*** GIVEN RECORDS ***

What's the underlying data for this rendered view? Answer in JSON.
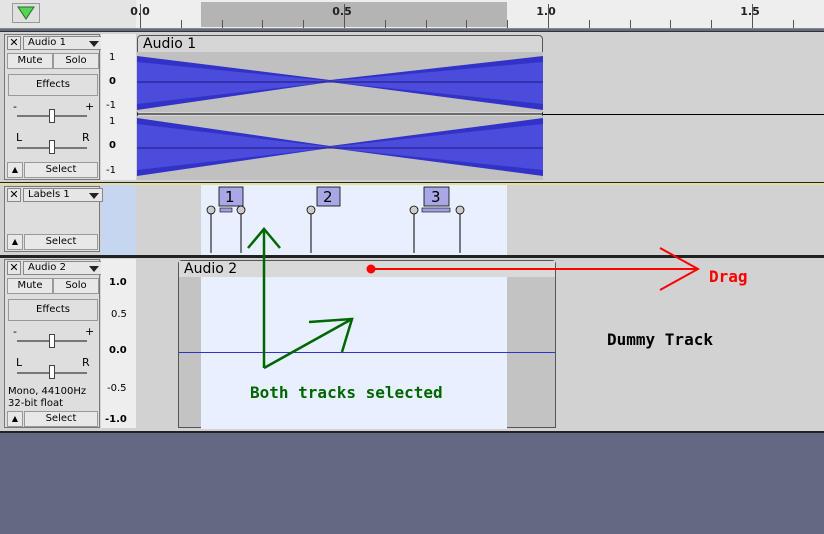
{
  "ruler": {
    "ticks": [
      "0.0",
      "0.5",
      "1.0",
      "1.5"
    ]
  },
  "track1": {
    "name": "Audio 1",
    "mute": "Mute",
    "solo": "Solo",
    "effects": "Effects",
    "gain_minus": "-",
    "gain_plus": "+",
    "pan_left": "L",
    "pan_right": "R",
    "select": "Select",
    "clip_name": "Audio 1",
    "scale": [
      "1",
      "0",
      "-1",
      "1",
      "0",
      "-1"
    ]
  },
  "label_track": {
    "name": "Labels 1",
    "select": "Select",
    "labels": [
      "1",
      "2",
      "3"
    ]
  },
  "track2": {
    "name": "Audio 2",
    "mute": "Mute",
    "solo": "Solo",
    "effects": "Effects",
    "gain_minus": "-",
    "gain_plus": "+",
    "pan_left": "L",
    "pan_right": "R",
    "info_line1": "Mono, 44100Hz",
    "info_line2": "32-bit float",
    "select": "Select",
    "clip_name": "Audio 2",
    "scale": [
      "1.0",
      "0.5",
      "0.0",
      "-0.5",
      "-1.0"
    ]
  },
  "annotations": {
    "drag": "Drag",
    "dummy": "Dummy Track",
    "both_selected": "Both tracks selected"
  },
  "colors": {
    "background": "#636883",
    "waveform": "#3232c8",
    "selection": "#e8f0ff",
    "drag_arrow": "#ff0000",
    "selected_arrow": "#006600"
  }
}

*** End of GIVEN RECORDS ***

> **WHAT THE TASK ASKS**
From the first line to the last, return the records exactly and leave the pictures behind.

> **ANSWER SPACE**
What's the underlying data for this rendered view? Answer in JSON.
{
  "ruler": {
    "ticks": [
      "0.0",
      "0.5",
      "1.0",
      "1.5"
    ]
  },
  "track1": {
    "name": "Audio 1",
    "mute": "Mute",
    "solo": "Solo",
    "effects": "Effects",
    "gain_minus": "-",
    "gain_plus": "+",
    "pan_left": "L",
    "pan_right": "R",
    "select": "Select",
    "clip_name": "Audio 1",
    "scale": [
      "1",
      "0",
      "-1",
      "1",
      "0",
      "-1"
    ]
  },
  "label_track": {
    "name": "Labels 1",
    "select": "Select",
    "labels": [
      "1",
      "2",
      "3"
    ]
  },
  "track2": {
    "name": "Audio 2",
    "mute": "Mute",
    "solo": "Solo",
    "effects": "Effects",
    "gain_minus": "-",
    "gain_plus": "+",
    "pan_left": "L",
    "pan_right": "R",
    "info_line1": "Mono, 44100Hz",
    "info_line2": "32-bit float",
    "select": "Select",
    "clip_name": "Audio 2",
    "scale": [
      "1.0",
      "0.5",
      "0.0",
      "-0.5",
      "-1.0"
    ]
  },
  "annotations": {
    "drag": "Drag",
    "dummy": "Dummy Track",
    "both_selected": "Both tracks selected"
  },
  "colors": {
    "background": "#636883",
    "waveform": "#3232c8",
    "selection": "#e8f0ff",
    "drag_arrow": "#ff0000",
    "selected_arrow": "#006600"
  }
}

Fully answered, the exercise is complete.